One day Iâ€™ll figure out why it must be spontaneous or not at all, why I have to fall into it backwards or jump into it headfirst. It being the writing. The it of writing, the it like a furrow within the writing. Still writing with my heart pounding like a lover who fears banishment more than death. Only don’t banish me. This is all I ask of you. Don’t banish me. In a clinic, a woman who was trying to heal my immune system asked about my dreams. I told her about your visitations. I told her how in all the dream-visitations, I am always panicking, always running out of time. The situation is always this: you are sick, or in bed, or simply remaining at home. I have an unmissable appointment elsewhere. But I am terrified to leave you, so I keep assuring you that I will return. Keep assuring you that I love you, that I am thinking of you. Keep making entreaties to you, ensuring that you will wait for me, that you won’t go anywhere. Even in the dreams where you are not dying, there is always the lingering dread that you will vanish, you will tip off some unseen edge of the earth, into a ravine. A ravine where you might—-to my great and unconfessable chagrin—-be happier.
I say, I’ll be back, wait for me, I’m coming back, I’ll only be a few minutes, just wait. I kiss your entire face, I grasp your hair, I embrace you as if to become you. I am always struggling not to weep. I tell you I love you again and again. And every time, you only look at me with weary but loving amusement. Your little smile, which is my little smile; just as your big smile is my big smile. The smile means to say: Stop worrying. I know all that. Just go. I’ll be fine. I have to leave. I don’t want to leave. I have to leave. One more kiss. One more embrace. Whose fragrance is that? Do I smell like you, or do you smell like me? Which one of us was dying again? One more kiss. One more embrace. I have to leave. I don’t want to leave. I have to leave.
In the clinic, the woman stared at me. I waited for her to begin gently turning my words into allegory, some revelatory metaphor.
She said: You are so lucky. Do you know how lucky you are? Can you imagine how loved you must be, that he is remaining here for you—that he keeps returning for you?

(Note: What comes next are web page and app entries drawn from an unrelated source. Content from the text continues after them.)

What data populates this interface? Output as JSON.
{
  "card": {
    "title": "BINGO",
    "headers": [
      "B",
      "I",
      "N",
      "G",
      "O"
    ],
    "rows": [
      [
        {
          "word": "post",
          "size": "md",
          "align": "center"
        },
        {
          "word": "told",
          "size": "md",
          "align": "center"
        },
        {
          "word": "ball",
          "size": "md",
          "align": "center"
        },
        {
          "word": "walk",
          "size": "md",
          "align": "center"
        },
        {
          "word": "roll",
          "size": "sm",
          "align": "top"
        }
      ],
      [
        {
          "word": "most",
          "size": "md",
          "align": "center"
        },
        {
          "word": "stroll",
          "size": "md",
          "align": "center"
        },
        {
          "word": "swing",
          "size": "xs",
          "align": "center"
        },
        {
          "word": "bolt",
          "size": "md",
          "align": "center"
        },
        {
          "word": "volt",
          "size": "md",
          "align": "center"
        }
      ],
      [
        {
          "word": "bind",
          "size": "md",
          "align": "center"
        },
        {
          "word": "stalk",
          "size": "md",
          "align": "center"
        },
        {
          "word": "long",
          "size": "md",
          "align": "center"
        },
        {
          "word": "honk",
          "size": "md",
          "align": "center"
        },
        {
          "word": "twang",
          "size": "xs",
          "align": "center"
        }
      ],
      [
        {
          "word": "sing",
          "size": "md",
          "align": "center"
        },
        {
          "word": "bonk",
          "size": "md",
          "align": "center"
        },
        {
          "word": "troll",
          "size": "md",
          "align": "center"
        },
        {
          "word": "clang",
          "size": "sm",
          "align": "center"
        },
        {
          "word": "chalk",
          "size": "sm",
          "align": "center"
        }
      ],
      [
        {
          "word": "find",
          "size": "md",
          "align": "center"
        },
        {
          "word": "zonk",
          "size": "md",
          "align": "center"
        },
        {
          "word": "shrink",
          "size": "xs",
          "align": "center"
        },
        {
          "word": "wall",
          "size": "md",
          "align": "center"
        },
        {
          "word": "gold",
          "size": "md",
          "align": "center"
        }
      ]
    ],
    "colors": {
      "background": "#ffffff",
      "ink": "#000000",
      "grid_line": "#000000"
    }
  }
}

I couldn’t say anything. She continued: He’ll stay until you’re ready to let him go. At some point you’ll have to. But he won’t go until you’re ready. So don’t let go until you know for sure that you’re ready.
â€œBut to learn to live, to learn it from oneself and by oneself, all alone, to teach oneself to live (â€˜I would like to learn to live finallyâ€™), is that not impossible for a living being? To live, by definition, is not something one learns. Not from oneself, it is not learned from life, taught by life. Only from the other and by death. In any case from the other at the edge of life.â€ (Specters of Marx)
I will never be ready. It turns out in this story I’m the villain, not the star. Jealous lover who won’t step aside.
Do you hear me? I will never be ready. You’ll have to talk me into it. I will listen, at least. Only: talk to me. Talk to me. I will listen.